▶ [What the task asks] Once the pictures have been removed, repeat the remainder of the records exactly.

=== Begin Enclosure ===

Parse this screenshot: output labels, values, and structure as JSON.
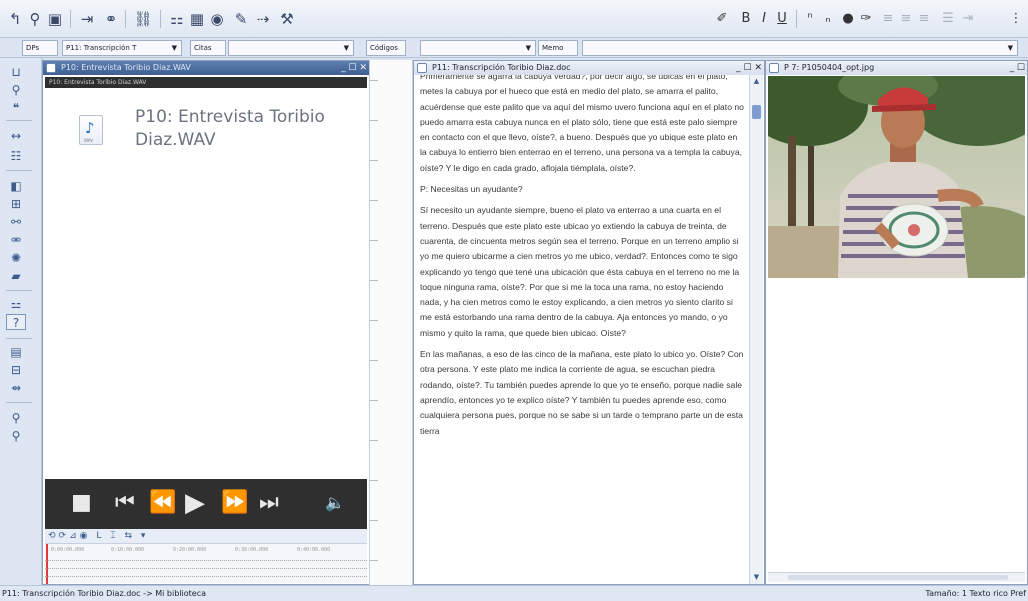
{
  "toolbar": {
    "right_format": [
      "B",
      "I",
      "U"
    ]
  },
  "toolbar2": {
    "docs_label": "DPs",
    "primary_doc": "P11: Transcripción T",
    "quotes_label": "Citas",
    "codes_label": "Códigos",
    "memos_label": "Memo"
  },
  "audio_panel": {
    "title": "P10: Entrevista Toribio Diaz.WAV",
    "subtitle": "P10: Entrevista Toribio Diaz.WAV",
    "header": "P10: Entrevista Toribio Diaz.WAV",
    "icon_label": "WAV",
    "timeline_ticks": [
      "0:00:00.000",
      "0:10:00.000",
      "0:20:00.000",
      "0:30:00.000",
      "0:40:00.000"
    ]
  },
  "text_panel": {
    "title": "P11: Transcripción Toribio Diaz.doc",
    "paragraphs": [
      "Primeramente se agarra la cabuya verdad?, por decir algo, se ubicas en el plato, metes la cabuya por el hueco que está en medio del plato, se amarra el palito, acuérdense que este palito que va aquí del mismo uvero funciona aquí en el plato no puedo amarra esta cabuya nunca en el plato sólo, tiene que está este palo siempre en contacto con el que llevo, oíste?, a bueno. Después que yo ubique este plato en la cabuya lo entierro bien enterrao en el terreno, una persona va a templa la cabuya, oíste? Y le digo en cada grado, aflojala tiémplala, oíste?.",
      "P: Necesitas un ayudante?",
      "Sí necesito un ayudante siempre, bueno el plato va enterrao a una cuarta en el terreno. Después que este plato este ubicao yo extiendo la cabuya de treinta, de cuarenta, de cincuenta metros  según sea el terreno. Porque en un terreno amplio si yo me quiero ubicarme a cien metros yo me ubico, verdad?. Entonces como te sigo explicando yo tengo que tené  una ubicación que ésta cabuya  en el terreno no me la toque ninguna rama, oíste?. Por que si me la toca una rama, no estoy haciendo nada, y ha cien metros como le estoy explicando, a cien metros yo  siento clarito si me está  estorbando una rama dentro de la cabuya. Aja entonces yo mando, o yo mismo y quito la rama, que quede bien ubicao. Oíste?",
      "En las mañanas, a eso de las cinco de la mañana, este plato lo ubico yo. Oíste? Con otra persona. Y este plato me indica la corriente de agua, se escuchan piedra rodando, oíste?. Tu también puedes aprende lo que yo te enseño, porque nadie sale aprendío, entonces yo te explico oíste? Y también tu puedes aprende eso, como cualquiera persona pues, porque no se sabe si un tarde o temprano parte un de esta tierra"
    ]
  },
  "photo_panel": {
    "title": "P 7: P1050404_opt.jpg"
  },
  "status": {
    "left": "P11: Transcripción Toribio Diaz.doc -> Mi biblioteca",
    "right": "Tamaño: 1  Texto rico  Pref"
  },
  "colors": {
    "title_active": "#3e5f93",
    "player_bg": "#2f2f2f",
    "playhead": "#e23a3a"
  }
}
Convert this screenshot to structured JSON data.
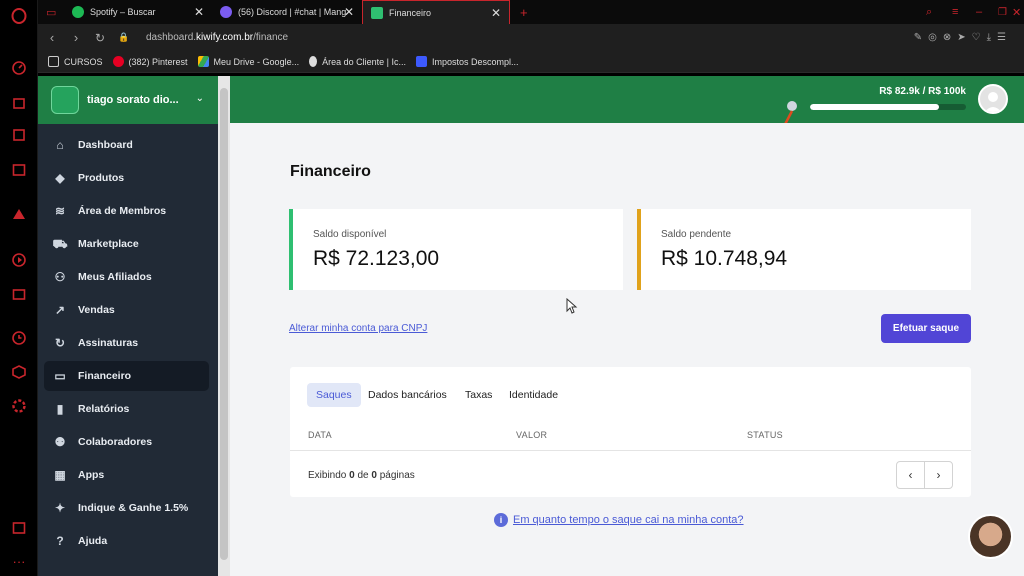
{
  "browser": {
    "tabs": [
      {
        "title": "Spotify – Buscar",
        "active": false
      },
      {
        "title": "(56) Discord | #chat | Mang",
        "active": false
      },
      {
        "title": "Financeiro",
        "active": true
      }
    ],
    "url_prefix": "dashboard.",
    "url_domain": "kiwify.com.br",
    "url_path": "/finance",
    "bookmarks": [
      {
        "label": "CURSOS",
        "icon": "folder-icon"
      },
      {
        "label": "(382) Pinterest",
        "icon": "pinterest-icon"
      },
      {
        "label": "Meu Drive - Google...",
        "icon": "google-drive-icon"
      },
      {
        "label": "Área do Cliente | Ic...",
        "icon": "person-icon"
      },
      {
        "label": "Impostos Descompl...",
        "icon": "bookmark-icon"
      }
    ]
  },
  "account": {
    "name": "tiago sorato dio..."
  },
  "sidebar": {
    "items": [
      {
        "label": "Dashboard",
        "icon": "home-icon"
      },
      {
        "label": "Produtos",
        "icon": "tag-icon"
      },
      {
        "label": "Área de Membros",
        "icon": "graduation-icon"
      },
      {
        "label": "Marketplace",
        "icon": "cart-icon"
      },
      {
        "label": "Meus Afiliados",
        "icon": "users-icon"
      },
      {
        "label": "Vendas",
        "icon": "trend-icon"
      },
      {
        "label": "Assinaturas",
        "icon": "refresh-icon"
      },
      {
        "label": "Financeiro",
        "icon": "card-icon",
        "active": true
      },
      {
        "label": "Relatórios",
        "icon": "bar-chart-icon"
      },
      {
        "label": "Colaboradores",
        "icon": "team-icon"
      },
      {
        "label": "Apps",
        "icon": "apps-icon"
      },
      {
        "label": "Indique & Ganhe 1.5%",
        "icon": "pointer-icon"
      },
      {
        "label": "Ajuda",
        "icon": "help-icon"
      }
    ]
  },
  "header": {
    "goal_text": "R$ 82.9k / R$ 100k",
    "goal_progress": 0.829
  },
  "main": {
    "title": "Financeiro",
    "saldo_disponivel": {
      "label": "Saldo disponível",
      "value": "R$ 72.123,00",
      "color": "#2fbf71"
    },
    "saldo_pendente": {
      "label": "Saldo pendente",
      "value": "R$ 10.748,94",
      "color": "#e0a21b"
    },
    "cnpj_link": "Alterar minha conta para CNPJ",
    "saque_button": "Efetuar saque",
    "tabs": [
      "Saques",
      "Dados bancários",
      "Taxas",
      "Identidade"
    ],
    "columns": [
      "DATA",
      "VALOR",
      "STATUS"
    ],
    "pagination_prefix": "Exibindo ",
    "pagination_from": "0",
    "pagination_mid": " de ",
    "pagination_total": "0",
    "pagination_suffix": " páginas",
    "help_link": "Em quanto tempo o saque cai na minha conta?"
  },
  "colors": {
    "brand_green": "#1f7f45",
    "accent": "#5145d6",
    "sidebar": "#212a36"
  }
}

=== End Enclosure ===

▶ [Result below]
Parse this screenshot: output labels, values, and structure as JSON.
{
  "toolbar": {
    "right_format": [
      "B",
      "I",
      "U"
    ]
  },
  "toolbar2": {
    "docs_label": "DPs",
    "primary_doc": "P11: Transcripción T",
    "quotes_label": "Citas",
    "codes_label": "Códigos",
    "memos_label": "Memo"
  },
  "audio_panel": {
    "title": "P10: Entrevista Toribio Diaz.WAV",
    "subtitle": "P10: Entrevista Toribio Diaz.WAV",
    "header": "P10: Entrevista Toribio Diaz.WAV",
    "icon_label": "WAV",
    "timeline_ticks": [
      "0:00:00.000",
      "0:10:00.000",
      "0:20:00.000",
      "0:30:00.000",
      "0:40:00.000"
    ]
  },
  "text_panel": {
    "title": "P11: Transcripción Toribio Diaz.doc",
    "paragraphs": [
      "Primeramente se agarra la cabuya verdad?, por decir algo, se ubicas en el plato, metes la cabuya por el hueco que está en medio del plato, se amarra el palito, acuérdense que este palito que va aquí del mismo uvero funciona aquí en el plato no puedo amarra esta cabuya nunca en el plato sólo, tiene que está este palo siempre en contacto con el que llevo, oíste?, a bueno. Después que yo ubique este plato en la cabuya lo entierro bien enterrao en el terreno, una persona va a templa la cabuya, oíste? Y le digo en cada grado, aflojala tiémplala, oíste?.",
      "P: Necesitas un ayudante?",
      "Sí necesito un ayudante siempre, bueno el plato va enterrao a una cuarta en el terreno. Después que este plato este ubicao yo extiendo la cabuya de treinta, de cuarenta, de cincuenta metros  según sea el terreno. Porque en un terreno amplio si yo me quiero ubicarme a cien metros yo me ubico, verdad?. Entonces como te sigo explicando yo tengo que tené  una ubicación que ésta cabuya  en el terreno no me la toque ninguna rama, oíste?. Por que si me la toca una rama, no estoy haciendo nada, y ha cien metros como le estoy explicando, a cien metros yo  siento clarito si me está  estorbando una rama dentro de la cabuya. Aja entonces yo mando, o yo mismo y quito la rama, que quede bien ubicao. Oíste?",
      "En las mañanas, a eso de las cinco de la mañana, este plato lo ubico yo. Oíste? Con otra persona. Y este plato me indica la corriente de agua, se escuchan piedra rodando, oíste?. Tu también puedes aprende lo que yo te enseño, porque nadie sale aprendío, entonces yo te explico oíste? Y también tu puedes aprende eso, como cualquiera persona pues, porque no se sabe si un tarde o temprano parte un de esta tierra"
    ]
  },
  "photo_panel": {
    "title": "P 7: P1050404_opt.jpg"
  },
  "status": {
    "left": "P11: Transcripción Toribio Diaz.doc -> Mi biblioteca",
    "right": "Tamaño: 1  Texto rico  Pref"
  },
  "colors": {
    "title_active": "#3e5f93",
    "player_bg": "#2f2f2f",
    "playhead": "#e23a3a"
  }
}
Convert this screenshot to structured JSON data.
{
  "browser": {
    "tabs": [
      {
        "title": "Spotify – Buscar",
        "active": false
      },
      {
        "title": "(56) Discord | #chat | Mang",
        "active": false
      },
      {
        "title": "Financeiro",
        "active": true
      }
    ],
    "url_prefix": "dashboard.",
    "url_domain": "kiwify.com.br",
    "url_path": "/finance",
    "bookmarks": [
      {
        "label": "CURSOS",
        "icon": "folder-icon"
      },
      {
        "label": "(382) Pinterest",
        "icon": "pinterest-icon"
      },
      {
        "label": "Meu Drive - Google...",
        "icon": "google-drive-icon"
      },
      {
        "label": "Área do Cliente | Ic...",
        "icon": "person-icon"
      },
      {
        "label": "Impostos Descompl...",
        "icon": "bookmark-icon"
      }
    ]
  },
  "account": {
    "name": "tiago sorato dio..."
  },
  "sidebar": {
    "items": [
      {
        "label": "Dashboard",
        "icon": "home-icon"
      },
      {
        "label": "Produtos",
        "icon": "tag-icon"
      },
      {
        "label": "Área de Membros",
        "icon": "graduation-icon"
      },
      {
        "label": "Marketplace",
        "icon": "cart-icon"
      },
      {
        "label": "Meus Afiliados",
        "icon": "users-icon"
      },
      {
        "label": "Vendas",
        "icon": "trend-icon"
      },
      {
        "label": "Assinaturas",
        "icon": "refresh-icon"
      },
      {
        "label": "Financeiro",
        "icon": "card-icon",
        "active": true
      },
      {
        "label": "Relatórios",
        "icon": "bar-chart-icon"
      },
      {
        "label": "Colaboradores",
        "icon": "team-icon"
      },
      {
        "label": "Apps",
        "icon": "apps-icon"
      },
      {
        "label": "Indique & Ganhe 1.5%",
        "icon": "pointer-icon"
      },
      {
        "label": "Ajuda",
        "icon": "help-icon"
      }
    ]
  },
  "header": {
    "goal_text": "R$ 82.9k / R$ 100k",
    "goal_progress": 0.829
  },
  "main": {
    "title": "Financeiro",
    "saldo_disponivel": {
      "label": "Saldo disponível",
      "value": "R$ 72.123,00",
      "color": "#2fbf71"
    },
    "saldo_pendente": {
      "label": "Saldo pendente",
      "value": "R$ 10.748,94",
      "color": "#e0a21b"
    },
    "cnpj_link": "Alterar minha conta para CNPJ",
    "saque_button": "Efetuar saque",
    "tabs": [
      "Saques",
      "Dados bancários",
      "Taxas",
      "Identidade"
    ],
    "columns": [
      "DATA",
      "VALOR",
      "STATUS"
    ],
    "pagination_prefix": "Exibindo ",
    "pagination_from": "0",
    "pagination_mid": " de ",
    "pagination_total": "0",
    "pagination_suffix": " páginas",
    "help_link": "Em quanto tempo o saque cai na minha conta?"
  },
  "colors": {
    "brand_green": "#1f7f45",
    "accent": "#5145d6",
    "sidebar": "#212a36"
  }
}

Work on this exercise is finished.